Businesses reliant on discretionary spend of all kinds will see a reduction. How much that may be is impossible to forecast. It is important this uncertainty is built into the sale price. It is also crucial that you do not just have one scenario of how the business may go but multiple. Things will not always go to Plan A – so it will be important to have Plan B and C ready and waiting.
5 – Will the existing customers still be in business and if so, will they buy from you or from someone else?
Can they pay you? How reliable is a customer’s payment history now in this new environment? Credit control will be a major area of focus moving forward and unfortunately there will be many stories of good businesses that are found to be swimming naked when the tide went out (due to soft credit policies).
6 – Is the business’ supply chain still as good as it was?
Disruptions to stock supply and potentially significantly higher prices given the lower NZD are going to have a prolonged impact.
7 – Can you get the enough finance to cope with multiple potential outcomes?
Now is not the time for most to borrow to a level that only is viable in your most optimistic scenario. Banks will be more careful and there will be less competition for new business while they hunker down. Banks are going to spend far more time wanting to understand all the factors above, before they put any of their own money at risk.

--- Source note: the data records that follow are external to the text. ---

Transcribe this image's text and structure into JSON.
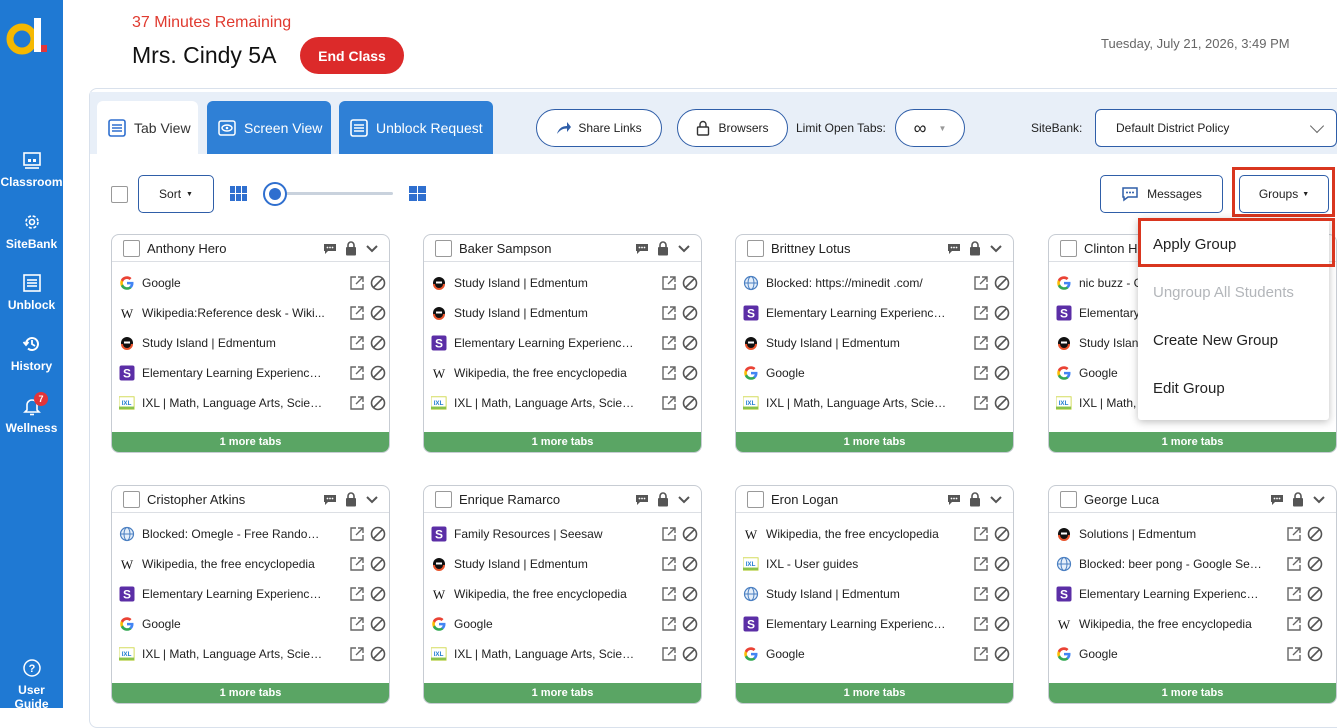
{
  "sidebar": {
    "items": [
      {
        "label": "Classroom",
        "icon": "classroom-icon"
      },
      {
        "label": "SiteBank",
        "icon": "gear-icon"
      },
      {
        "label": "Unblock",
        "icon": "list-icon"
      },
      {
        "label": "History",
        "icon": "history-icon"
      },
      {
        "label": "Wellness",
        "icon": "bell-icon",
        "badge": "7"
      }
    ],
    "guide": {
      "label": "User Guide",
      "icon": "help-icon"
    }
  },
  "header": {
    "remaining": "37 Minutes Remaining",
    "class_name": "Mrs. Cindy 5A",
    "end_class": "End Class",
    "datetime": "Tuesday, July 21, 2026, 3:49 PM"
  },
  "toolbar": {
    "tabs": [
      "Tab View",
      "Screen View",
      "Unblock Request"
    ],
    "share_links": "Share Links",
    "browsers": "Browsers",
    "limit_label": "Limit Open Tabs:",
    "limit_value": "∞",
    "sitebank_label": "SiteBank:",
    "sitebank_value": "Default District Policy",
    "sort": "Sort",
    "messages": "Messages",
    "groups": "Groups"
  },
  "groups_menu": [
    "Apply Group",
    "Ungroup All Students",
    "Create New Group",
    "Edit Group"
  ],
  "students": [
    {
      "name": "Anthony Hero",
      "more": "1 more tabs",
      "tabs": [
        {
          "icon": "google",
          "title": "Google"
        },
        {
          "icon": "wiki",
          "title": "Wikipedia:Reference desk - Wiki..."
        },
        {
          "icon": "edmentum",
          "title": "Study Island | Edmentum"
        },
        {
          "icon": "seesaw",
          "title": "Elementary Learning Experience ..."
        },
        {
          "icon": "ixl",
          "title": "IXL | Math, Language Arts, Scien..."
        }
      ]
    },
    {
      "name": "Baker Sampson",
      "more": "1 more tabs",
      "tabs": [
        {
          "icon": "edmentum",
          "title": "Study Island | Edmentum"
        },
        {
          "icon": "edmentum",
          "title": "Study Island | Edmentum"
        },
        {
          "icon": "seesaw",
          "title": "Elementary Learning Experience ..."
        },
        {
          "icon": "wiki",
          "title": "Wikipedia, the free encyclopedia"
        },
        {
          "icon": "ixl",
          "title": "IXL | Math, Language Arts, Scien..."
        }
      ]
    },
    {
      "name": "Brittney Lotus",
      "more": "1 more tabs",
      "tabs": [
        {
          "icon": "globe",
          "title": "Blocked: https://minedit .com/"
        },
        {
          "icon": "seesaw",
          "title": "Elementary Learning Experience ..."
        },
        {
          "icon": "edmentum",
          "title": "Study Island | Edmentum"
        },
        {
          "icon": "google",
          "title": "Google"
        },
        {
          "icon": "ixl",
          "title": "IXL | Math, Language Arts, Scien..."
        }
      ]
    },
    {
      "name": "Clinton H",
      "more": "1 more tabs",
      "tabs": [
        {
          "icon": "google",
          "title": "nic buzz - G"
        },
        {
          "icon": "seesaw",
          "title": "Elementary"
        },
        {
          "icon": "edmentum",
          "title": "Study Islan"
        },
        {
          "icon": "google",
          "title": "Google"
        },
        {
          "icon": "ixl",
          "title": "IXL | Math,"
        }
      ]
    },
    {
      "name": "Cristopher Atkins",
      "more": "1 more tabs",
      "tabs": [
        {
          "icon": "globe",
          "title": "Blocked: Omegle - Free Random ..."
        },
        {
          "icon": "wiki",
          "title": "Wikipedia, the free encyclopedia"
        },
        {
          "icon": "seesaw",
          "title": "Elementary Learning Experience ..."
        },
        {
          "icon": "google",
          "title": "Google"
        },
        {
          "icon": "ixl",
          "title": "IXL | Math, Language Arts, Scien..."
        }
      ]
    },
    {
      "name": "Enrique Ramarco",
      "more": "1 more tabs",
      "tabs": [
        {
          "icon": "seesaw",
          "title": "Family Resources | Seesaw"
        },
        {
          "icon": "edmentum",
          "title": "Study Island | Edmentum"
        },
        {
          "icon": "wiki",
          "title": "Wikipedia, the free encyclopedia"
        },
        {
          "icon": "google",
          "title": "Google"
        },
        {
          "icon": "ixl",
          "title": "IXL | Math, Language Arts, Scien..."
        }
      ]
    },
    {
      "name": "Eron Logan",
      "more": "1 more tabs",
      "tabs": [
        {
          "icon": "wiki",
          "title": "Wikipedia, the free encyclopedia"
        },
        {
          "icon": "ixl",
          "title": "IXL - User guides"
        },
        {
          "icon": "globe",
          "title": "Study Island | Edmentum"
        },
        {
          "icon": "seesaw",
          "title": "Elementary Learning Experience ..."
        },
        {
          "icon": "google",
          "title": "Google"
        }
      ]
    },
    {
      "name": "George Luca",
      "more": "1 more tabs",
      "tabs": [
        {
          "icon": "edmentum",
          "title": "Solutions | Edmentum"
        },
        {
          "icon": "globe",
          "title": "Blocked: beer pong - Google Sea..."
        },
        {
          "icon": "seesaw",
          "title": "Elementary Learning Experience ..."
        },
        {
          "icon": "wiki",
          "title": "Wikipedia, the free encyclopedia"
        },
        {
          "icon": "google",
          "title": "Google"
        }
      ]
    }
  ]
}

They will ask for more security then in the past. Finance will take longer to receive – you will need a longer due diligence period than previously
Banks will want to understand your recovery / buying plan and evaluate whether they think it is well considered and supported with strong assumptions to give them more confidence that your new business is a safe bet.
We are very fortunate to be in this part of the world, in that we are likely to get back to a new “normal” sooner than most. It will mean that there are good opportunities around to buy businesses.
However, life as we knew it has fundamentally changed for a good while to come.
I would recommend all business buyers tread carefully and get good advice as early as they can to maximise the likelihood of a successful outcome.